“And how are the other elves doing? Recovering from the dust?”
“For the most part,” Valla said, “Though… at least we’re all able to walk finally.”
“That’s good to hear.” Sentinel turned toward us. “Gray, Storm. Have you two heard from my brother?”
“No,” I said. Sentinel frowned.
“Were you not with your mother when you heard, then…?”
Storm and I glanced at each other nervously, before Storm looked back at Sentinel. “No, we… had needed a break from the noise of the house and went to the guard house to get it.”
“I see,” Sentinel said with another nod. He seemed to understand that there was something we weren’t saying, but he probably guessed what it was related to. His wrinkled skin made him seem even more fragile with every passing day. “I sent my brother to her a while ago; when the news first struck. Perhaps you should go hear about it from him…”

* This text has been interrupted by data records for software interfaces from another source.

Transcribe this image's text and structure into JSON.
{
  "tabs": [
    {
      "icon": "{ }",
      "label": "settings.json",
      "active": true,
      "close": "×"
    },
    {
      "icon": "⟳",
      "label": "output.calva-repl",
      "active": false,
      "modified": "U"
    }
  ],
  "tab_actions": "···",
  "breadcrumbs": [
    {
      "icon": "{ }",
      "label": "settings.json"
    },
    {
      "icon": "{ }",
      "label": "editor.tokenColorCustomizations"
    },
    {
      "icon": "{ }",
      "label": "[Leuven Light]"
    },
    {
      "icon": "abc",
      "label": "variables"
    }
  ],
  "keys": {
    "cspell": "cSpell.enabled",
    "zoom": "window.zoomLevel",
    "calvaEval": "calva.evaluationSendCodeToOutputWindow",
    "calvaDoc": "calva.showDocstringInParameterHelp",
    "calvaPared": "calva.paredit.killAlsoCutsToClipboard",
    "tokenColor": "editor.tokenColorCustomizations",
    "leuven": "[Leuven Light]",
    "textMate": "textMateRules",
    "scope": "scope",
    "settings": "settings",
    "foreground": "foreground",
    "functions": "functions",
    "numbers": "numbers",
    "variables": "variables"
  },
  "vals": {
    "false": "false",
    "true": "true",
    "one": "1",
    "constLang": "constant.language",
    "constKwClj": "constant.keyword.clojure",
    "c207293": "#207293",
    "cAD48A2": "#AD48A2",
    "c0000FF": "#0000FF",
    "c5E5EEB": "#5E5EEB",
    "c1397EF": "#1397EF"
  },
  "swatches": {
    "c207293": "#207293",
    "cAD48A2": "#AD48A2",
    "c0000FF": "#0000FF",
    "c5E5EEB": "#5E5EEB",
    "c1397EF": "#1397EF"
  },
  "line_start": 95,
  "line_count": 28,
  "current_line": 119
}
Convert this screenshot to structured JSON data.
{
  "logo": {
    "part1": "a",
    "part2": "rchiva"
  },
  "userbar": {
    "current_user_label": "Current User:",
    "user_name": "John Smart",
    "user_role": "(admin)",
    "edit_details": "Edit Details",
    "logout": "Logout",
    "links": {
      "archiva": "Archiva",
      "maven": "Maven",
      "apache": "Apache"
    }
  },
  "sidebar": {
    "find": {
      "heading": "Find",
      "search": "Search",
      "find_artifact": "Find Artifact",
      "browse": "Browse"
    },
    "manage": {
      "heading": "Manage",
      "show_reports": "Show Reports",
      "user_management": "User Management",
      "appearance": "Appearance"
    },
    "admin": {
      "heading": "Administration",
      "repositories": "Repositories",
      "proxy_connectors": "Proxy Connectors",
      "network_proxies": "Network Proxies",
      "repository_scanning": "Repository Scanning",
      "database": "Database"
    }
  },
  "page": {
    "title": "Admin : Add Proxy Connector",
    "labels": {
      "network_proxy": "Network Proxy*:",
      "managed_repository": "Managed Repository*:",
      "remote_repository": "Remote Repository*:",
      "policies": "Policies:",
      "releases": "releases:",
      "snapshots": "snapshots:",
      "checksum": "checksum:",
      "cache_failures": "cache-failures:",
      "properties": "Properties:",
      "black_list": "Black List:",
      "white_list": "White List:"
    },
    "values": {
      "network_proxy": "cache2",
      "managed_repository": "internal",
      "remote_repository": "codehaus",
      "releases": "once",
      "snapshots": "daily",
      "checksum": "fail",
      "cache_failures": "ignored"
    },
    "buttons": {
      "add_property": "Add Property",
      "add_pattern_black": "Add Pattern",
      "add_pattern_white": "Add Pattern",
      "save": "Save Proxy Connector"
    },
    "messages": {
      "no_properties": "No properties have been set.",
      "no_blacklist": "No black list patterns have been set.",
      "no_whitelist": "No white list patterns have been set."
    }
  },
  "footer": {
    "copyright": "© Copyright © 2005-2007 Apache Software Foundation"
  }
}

I nodded, looking at Valla. She seemed to watch the child and her mother, and the man who was near them as he held both of them close. Storm was the first of us to speak. “Let’s go back. Sentinel, do you want us to lead them to Shadowforth as well?”
“I don’t think their lives are in danger… not any more, at least.” Sentinel smiled at Valla. “I’ll guide them there when they’re ready to move. You should learn more about what happened, in the meantime.”
“That sounds good,” Storm said. “Thank you, Sentinel.”
Sentinel nodded, and turned towards the woman. When he was just out of range, I noticed that Valla seemed to be very tense. I looked at her, but before I could say anything, she turned to me.
“Was… was that the same Sentinel that we keep hearing about?”
“Yeah. He’s our leader,” I said.
“And you guys didn’t tell me before I started talking?!”
“Is there something wrong with that…?”
Valla took a deep breath. “I just… I’m not supposed to be representing Akalai. I would have told him to talk to Harold before me…”
I shrugged. “Ah well. He’ll get to talk to Harold later. We don’t have time for that stuff right now.”
Valla nodded, but I could tell she was still anxious. Though whether it was about that or the attack, I wasn’t certain.